Work task
Because the pictures are not wanted, reproduce the rest of the records below exactly as they stand.

Excerpted records
________________________

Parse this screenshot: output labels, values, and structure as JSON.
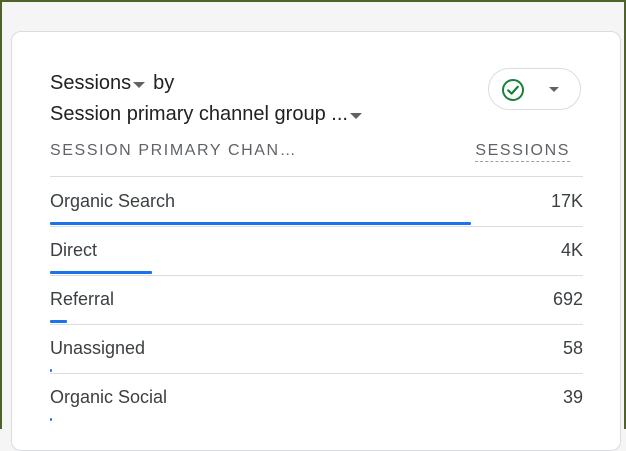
{
  "card": {
    "metric_label": "Sessions",
    "by_label": "by",
    "dimension_label": "Session primary channel group ...",
    "status_icon": "check-circle-icon",
    "status_color": "#188038",
    "accent_color": "#1a73e8"
  },
  "table": {
    "col_dimension": "SESSION PRIMARY CHAN…",
    "col_metric": "SESSIONS",
    "rows": [
      {
        "label": "Organic Search",
        "value": "17K",
        "share": 1.0
      },
      {
        "label": "Direct",
        "value": "4K",
        "share": 0.243
      },
      {
        "label": "Referral",
        "value": "692",
        "share": 0.041
      },
      {
        "label": "Unassigned",
        "value": "58",
        "share": 0.004
      },
      {
        "label": "Organic Social",
        "value": "39",
        "share": 0.003
      }
    ]
  }
}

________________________

Exercise answer
Parse this screenshot: output labels, values, and structure as JSON.
{
  "card": {
    "metric_label": "Sessions",
    "by_label": "by",
    "dimension_label": "Session primary channel group ...",
    "status_icon": "check-circle-icon",
    "status_color": "#188038",
    "accent_color": "#1a73e8"
  },
  "table": {
    "col_dimension": "SESSION PRIMARY CHAN…",
    "col_metric": "SESSIONS",
    "rows": [
      {
        "label": "Organic Search",
        "value": "17K",
        "share": 1.0
      },
      {
        "label": "Direct",
        "value": "4K",
        "share": 0.243
      },
      {
        "label": "Referral",
        "value": "692",
        "share": 0.041
      },
      {
        "label": "Unassigned",
        "value": "58",
        "share": 0.004
      },
      {
        "label": "Organic Social",
        "value": "39",
        "share": 0.003
      }
    ]
  }
}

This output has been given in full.